This snippet refers to the “internal rotations” of the molecule, though elsewhere they call them the “torsional motions”. This term, which is sometimes called the “dihedral” term, accounts for the rotational barrier around bonds, typically single bonds. Their Equation 2 is a Fourier expansion in terms of multiples of the torsional angle $$phi$$, truncated after the $$4^{th}$$ term. They note that this is used for the smaller linear and branched alkanes. A bit further in the paper is a discussion about the longer normal hydrocarbons n-pentane and n-hexane where they introduce an extended form of the equation: Figure 4: The torsions in OPLS for n-pentane and n-hexane

Their Equation 3 is written in a perhaps confusing way. It is a combination of their Equation 2, unchanged, for the torsions in these larger molecules, and a variation of Equation (1) for the van der Waals interactions but for intramolecular interactions rather than the intermolecular. There is no obvious connection between the these two terms – indeed they involve different atoms – so it is preferable to think of Equation (2) handling all of the torsions in the molecules, and Equation (1) for handling all the van der Waals interactions, with the restriction that all intramolecular interactions of atoms separated by 3 or fewer bonds, i.e. 1,4 or less to each other, are ignored. Note that all the atoms in the first alkanes they mentioned, n-butane, isopentane, and 1-butene, have no carbon atoms more than two bonds apart, so the summation in their Equation 3 will have no terms, and hence for those molecules their Equation 3 is equivalent to Equation (2). Thus the equation for the torsional energy is

(2)$V(\phi) = V_0 + \frac{1}{2}V_1(1+\cos\phi) + \frac{1}{2}V_2(1-\cos2\phi) + \frac{1}{2}V_3(1+\cos3\phi)$

This completes the description of the functional form of the OPLS forcefield as described in this paper.
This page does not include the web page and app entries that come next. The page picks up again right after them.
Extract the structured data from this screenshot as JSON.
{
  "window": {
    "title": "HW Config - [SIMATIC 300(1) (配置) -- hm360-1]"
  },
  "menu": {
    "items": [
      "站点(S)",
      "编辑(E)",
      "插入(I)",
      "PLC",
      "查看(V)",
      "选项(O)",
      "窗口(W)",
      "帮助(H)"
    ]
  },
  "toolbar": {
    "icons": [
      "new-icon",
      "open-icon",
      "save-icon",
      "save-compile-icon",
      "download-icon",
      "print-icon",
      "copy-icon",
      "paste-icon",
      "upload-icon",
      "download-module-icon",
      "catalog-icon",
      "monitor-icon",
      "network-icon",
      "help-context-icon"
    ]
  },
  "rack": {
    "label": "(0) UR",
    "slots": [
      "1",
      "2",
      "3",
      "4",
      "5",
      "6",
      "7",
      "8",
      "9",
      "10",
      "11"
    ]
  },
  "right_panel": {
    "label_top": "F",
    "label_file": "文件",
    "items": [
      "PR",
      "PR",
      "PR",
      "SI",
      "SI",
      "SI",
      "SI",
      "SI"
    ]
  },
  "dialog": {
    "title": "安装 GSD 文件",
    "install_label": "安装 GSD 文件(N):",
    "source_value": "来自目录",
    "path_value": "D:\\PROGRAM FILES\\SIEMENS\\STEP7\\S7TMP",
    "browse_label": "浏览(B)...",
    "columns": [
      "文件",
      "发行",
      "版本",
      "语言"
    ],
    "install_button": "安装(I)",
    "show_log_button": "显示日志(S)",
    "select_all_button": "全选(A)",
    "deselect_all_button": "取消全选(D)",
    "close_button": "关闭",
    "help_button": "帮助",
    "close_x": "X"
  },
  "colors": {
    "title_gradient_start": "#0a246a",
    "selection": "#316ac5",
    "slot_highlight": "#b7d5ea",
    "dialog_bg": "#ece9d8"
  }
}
The functional form is as follows:

1. Equation (1) covers both inter- and intra-molecular van der Waals (nonbonded) interactions with the stipulation that the two atoms are separated by more than 3 bonds, i.e. are 1,5 or greater from each other. The hydrogen atoms are ignored, so only the carbon atoms count, and their coordinates are used for the distances in the equation.
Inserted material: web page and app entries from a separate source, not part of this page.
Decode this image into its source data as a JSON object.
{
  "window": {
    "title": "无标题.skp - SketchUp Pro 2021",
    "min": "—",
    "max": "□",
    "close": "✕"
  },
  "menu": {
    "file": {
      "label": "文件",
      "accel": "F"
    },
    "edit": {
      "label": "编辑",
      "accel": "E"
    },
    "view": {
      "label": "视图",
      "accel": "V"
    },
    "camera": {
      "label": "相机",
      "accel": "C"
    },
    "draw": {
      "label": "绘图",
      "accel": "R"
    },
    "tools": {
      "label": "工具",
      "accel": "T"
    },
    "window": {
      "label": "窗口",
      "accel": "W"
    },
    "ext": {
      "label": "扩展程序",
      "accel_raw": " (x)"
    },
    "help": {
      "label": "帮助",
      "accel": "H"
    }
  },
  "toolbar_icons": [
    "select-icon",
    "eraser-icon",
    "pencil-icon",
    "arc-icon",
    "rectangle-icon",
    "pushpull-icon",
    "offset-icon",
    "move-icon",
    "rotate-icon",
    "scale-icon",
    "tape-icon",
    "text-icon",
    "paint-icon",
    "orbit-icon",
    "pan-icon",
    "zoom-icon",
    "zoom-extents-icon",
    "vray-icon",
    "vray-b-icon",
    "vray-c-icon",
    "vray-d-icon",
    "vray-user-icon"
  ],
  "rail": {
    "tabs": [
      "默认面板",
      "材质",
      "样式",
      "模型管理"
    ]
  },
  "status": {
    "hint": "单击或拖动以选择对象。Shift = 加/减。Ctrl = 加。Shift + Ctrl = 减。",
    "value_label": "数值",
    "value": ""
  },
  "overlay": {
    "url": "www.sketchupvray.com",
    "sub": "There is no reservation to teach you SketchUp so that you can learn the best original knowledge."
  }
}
2. The bond lengths are fixed at given lengths, as are the bond angles.

3. The torsions are handled by Equation (2).

Putting all of this together we can write the total energy of the system as a function of the coordinates of the atoms $$\vec{r_i}$$ as

(3)$\begin{split}E &= F(\vec{r_i})\\ &= \sum_{i} \sum_{j}^{j>i\,and\,>1,4} \frac{A_{ij}}{r_{ij}^{12}} - \frac{B_{ij}}{r_{ij}^{6}} + \sum_{t}^{torsions} V_{t,0} + \frac{1}{2}V_{t,1}(1+\cos\phi_t) + \frac{1}{2}V_{t,2}(1-\cos2\phi_t) + \frac{1}{2}V_{t,3}(1+\cos3\phi_t)\end{split}$
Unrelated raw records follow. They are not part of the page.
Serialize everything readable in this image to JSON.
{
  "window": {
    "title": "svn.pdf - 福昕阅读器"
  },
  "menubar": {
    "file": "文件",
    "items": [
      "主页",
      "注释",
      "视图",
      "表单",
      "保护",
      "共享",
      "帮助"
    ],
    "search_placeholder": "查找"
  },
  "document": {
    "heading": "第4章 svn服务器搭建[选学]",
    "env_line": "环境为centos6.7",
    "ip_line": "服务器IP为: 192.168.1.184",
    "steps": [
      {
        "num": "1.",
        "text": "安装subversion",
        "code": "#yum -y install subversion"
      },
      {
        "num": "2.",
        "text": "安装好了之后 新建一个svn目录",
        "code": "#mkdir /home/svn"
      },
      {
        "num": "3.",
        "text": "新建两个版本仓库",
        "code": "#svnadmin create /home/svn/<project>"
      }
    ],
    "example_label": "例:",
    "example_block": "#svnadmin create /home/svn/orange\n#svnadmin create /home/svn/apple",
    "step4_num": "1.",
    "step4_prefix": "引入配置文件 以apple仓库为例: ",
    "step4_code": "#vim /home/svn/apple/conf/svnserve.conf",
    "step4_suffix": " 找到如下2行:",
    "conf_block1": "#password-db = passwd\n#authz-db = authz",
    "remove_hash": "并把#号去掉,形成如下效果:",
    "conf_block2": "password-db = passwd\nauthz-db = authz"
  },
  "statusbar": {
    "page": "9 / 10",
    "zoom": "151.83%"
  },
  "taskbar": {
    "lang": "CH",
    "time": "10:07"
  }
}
where the sum over the atoms in the first term, the van der Waals interaction, runs over the unique pairs of atoms which are either in different molecules or separated by more than three bonds if the atoms are in the same molecule. The condition $$j>i$$ avoids double counting the interactions. Remembering the condition that bond lengths and angles are fixed at specified values, this is the functional form of the OPLS forcefield.